Unemployment is the primary contributor to African-Americans’ economic decline, Mead says, although one-quarter of employed African-Americans have college degrees, higher earning power and lower rates of unemployment. As a result, he believes there is a widening chasm between the haves and the have-nots in the Black community, and as the more fortunate among them grow more successful and worldly they leave the others behind.
Mead believes a similar divide is taking place within civic organizations and among individuals and groups involved in politics. The more talented African-American leaders are broadening their horizons far beyond traditional organizations like the NAACP or the National Urban League.
“Black politicians who can break out of the ‘race market’ get to be governors, senators and president; those who identify as ‘race politicians’ get to be aldermen or, at most, members of the House of Representatives,” Mead writes. He notes that candidate Obama talked more about the war in Iraq than the victims of Hurricane Katrina, and as president he has avoided making specific moves to address the bleak Black unemployment rate and other issues that disproportionately affect them. And, Mead adds, like Obama, “the educational, intellectual and political elite among Blacks” is out of touch with “the realities, values and emotions of the Black lower and middle class.”
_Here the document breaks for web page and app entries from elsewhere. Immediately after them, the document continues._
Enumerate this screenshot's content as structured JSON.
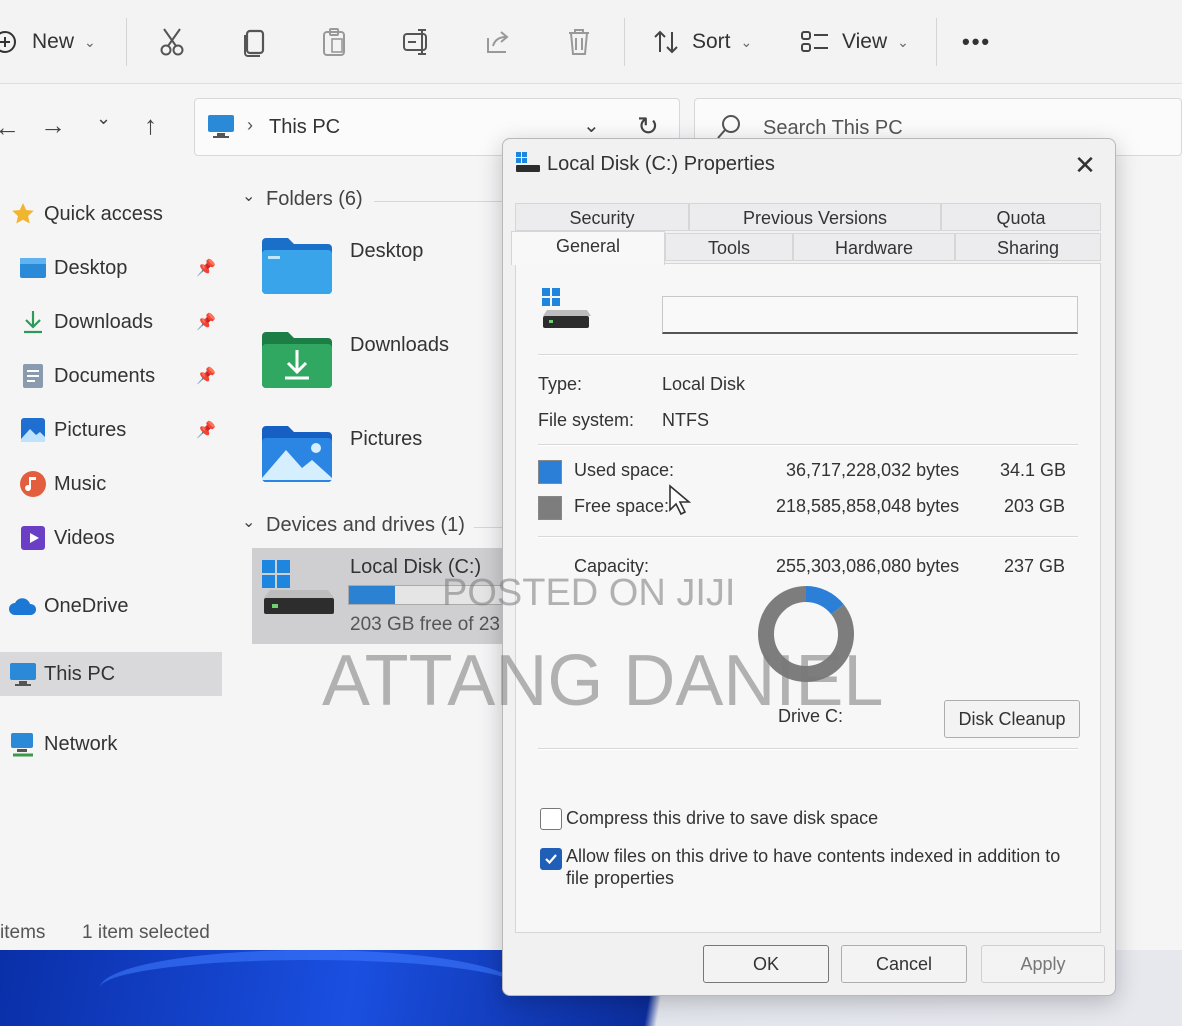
{
  "toolbar": {
    "new_label": "New",
    "sort_label": "Sort",
    "view_label": "View",
    "more_label": "•••"
  },
  "address": {
    "location": "This PC",
    "search_placeholder": "Search This PC"
  },
  "sidebar": {
    "items": [
      {
        "label": "Quick access",
        "icon": "star-icon"
      },
      {
        "label": "Desktop",
        "icon": "desktop-icon",
        "pinned": true
      },
      {
        "label": "Downloads",
        "icon": "download-icon",
        "pinned": true
      },
      {
        "label": "Documents",
        "icon": "document-icon",
        "pinned": true
      },
      {
        "label": "Pictures",
        "icon": "pictures-icon",
        "pinned": true
      },
      {
        "label": "Music",
        "icon": "music-icon"
      },
      {
        "label": "Videos",
        "icon": "videos-icon"
      },
      {
        "label": "OneDrive",
        "icon": "cloud-icon"
      },
      {
        "label": "This PC",
        "icon": "computer-icon",
        "selected": true
      },
      {
        "label": "Network",
        "icon": "network-icon"
      }
    ]
  },
  "content": {
    "folders_header": "Folders (6)",
    "folders": [
      "Desktop",
      "Downloads",
      "Pictures"
    ],
    "devices_header": "Devices and drives (1)",
    "drive": {
      "name": "Local Disk (C:)",
      "free_text": "203 GB free of 23",
      "used_fraction": 0.3
    }
  },
  "status": {
    "items": "items",
    "selected": "1 item selected"
  },
  "dialog": {
    "title": "Local Disk (C:) Properties",
    "close": "✕",
    "tabs_row1": [
      "Security",
      "Previous Versions",
      "Quota"
    ],
    "tabs_row2": [
      "General",
      "Tools",
      "Hardware",
      "Sharing"
    ],
    "active_tab": "General",
    "name_value": "",
    "type_label": "Type:",
    "type_value": "Local Disk",
    "fs_label": "File system:",
    "fs_value": "NTFS",
    "used_label": "Used space:",
    "used_bytes": "36,717,228,032 bytes",
    "used_gb": "34.1 GB",
    "free_label": "Free space:",
    "free_bytes": "218,585,858,048 bytes",
    "free_gb": "203 GB",
    "capacity_label": "Capacity:",
    "capacity_bytes": "255,303,086,080 bytes",
    "capacity_gb": "237 GB",
    "drive_label": "Drive C:",
    "cleanup_label": "Disk Cleanup",
    "compress_label": "Compress this drive to save disk space",
    "compress_checked": false,
    "index_label": "Allow files on this drive to have contents indexed in addition to",
    "index_label2": "file properties",
    "index_checked": true,
    "ok_label": "OK",
    "cancel_label": "Cancel",
    "apply_label": "Apply"
  },
  "chart_data": {
    "type": "pie",
    "categories": [
      "Used space",
      "Free space"
    ],
    "values": [
      34.1,
      203
    ],
    "colors": [
      "#2b7fd6",
      "#7d7d7d"
    ]
  },
  "colors": {
    "used": "#2b7fd6",
    "free": "#7d7d7d",
    "accent": "#1f5fb8"
  },
  "watermark": {
    "line1": "POSTED ON JIJI",
    "line2": "ATTANG DANIEL"
  }
}
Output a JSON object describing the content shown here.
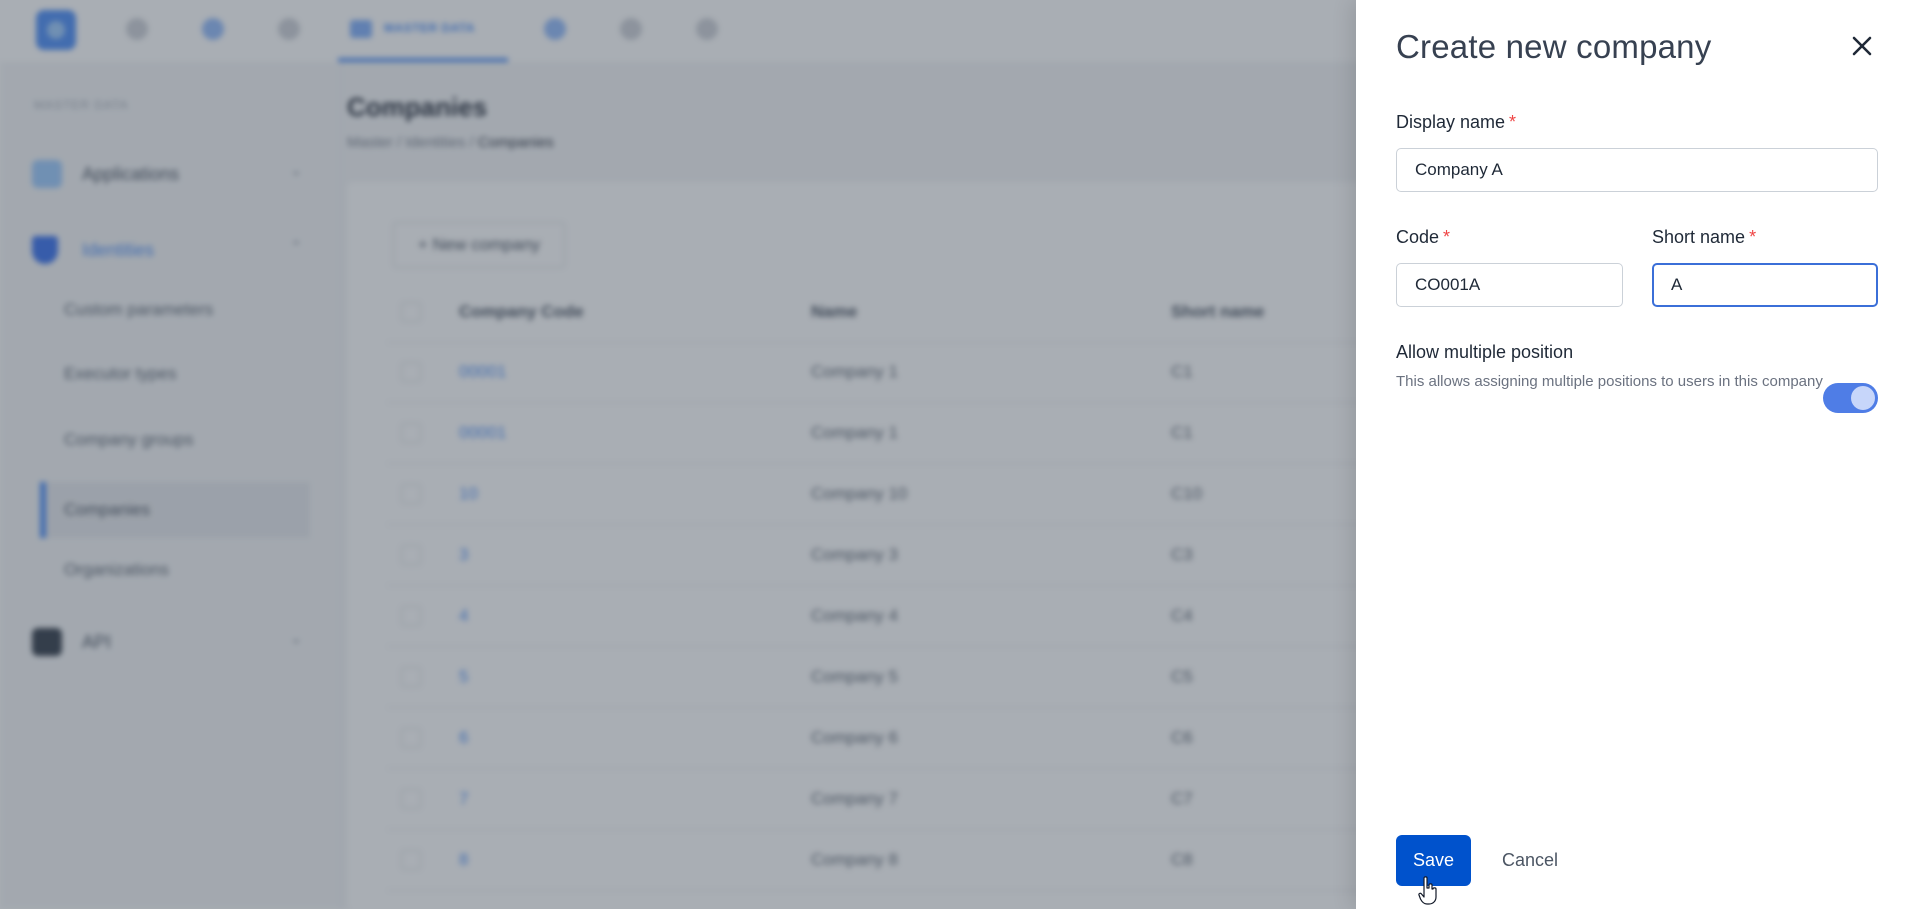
{
  "topbar": {
    "active_tab_label": "MASTER DATA"
  },
  "sidebar": {
    "heading": "MASTER DATA",
    "items": [
      {
        "label": "Applications"
      },
      {
        "label": "Identities"
      },
      {
        "label": "API"
      }
    ],
    "sub_items": [
      {
        "label": "Custom parameters"
      },
      {
        "label": "Executor types"
      },
      {
        "label": "Company groups"
      },
      {
        "label": "Companies"
      },
      {
        "label": "Organizations"
      }
    ]
  },
  "main": {
    "title": "Companies",
    "breadcrumb": {
      "part1": "Master",
      "part2": "Identities",
      "part3": "Companies",
      "sep": "/"
    },
    "new_button_label": "+ New company",
    "table": {
      "headers": {
        "code": "Company Code",
        "name": "Name",
        "short": "Short name"
      },
      "rows": [
        {
          "code": "00001",
          "name": "Company 1",
          "short": "C1"
        },
        {
          "code": "00001",
          "name": "Company 1",
          "short": "C1"
        },
        {
          "code": "10",
          "name": "Company 10",
          "short": "C10"
        },
        {
          "code": "3",
          "name": "Company 3",
          "short": "C3"
        },
        {
          "code": "4",
          "name": "Company 4",
          "short": "C4"
        },
        {
          "code": "5",
          "name": "Company 5",
          "short": "C5"
        },
        {
          "code": "6",
          "name": "Company 6",
          "short": "C6"
        },
        {
          "code": "7",
          "name": "Company 7",
          "short": "C7"
        },
        {
          "code": "8",
          "name": "Company 8",
          "short": "C8"
        }
      ]
    }
  },
  "drawer": {
    "title": "Create new company",
    "required_mark": "*",
    "display_name": {
      "label": "Display name",
      "value": "Company A"
    },
    "code": {
      "label": "Code",
      "value": "CO001A"
    },
    "short_name": {
      "label": "Short name",
      "value": "A"
    },
    "multi_position": {
      "title": "Allow multiple position",
      "description": "This allows assigning multiple positions to users in this company",
      "enabled": true
    },
    "save_label": "Save",
    "cancel_label": "Cancel"
  },
  "colors": {
    "primary": "#0052cc",
    "toggle_on": "#4f7de6",
    "required": "#ef4444",
    "focus_border": "#3b6fd8"
  }
}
Mead believes there is “a mounting frustration among many young and poor Blacks about the failure of ‘hope and change’ to make their lives better in any way,” which could boil over.
(Photo: AP Photo/Carolyn Kaster)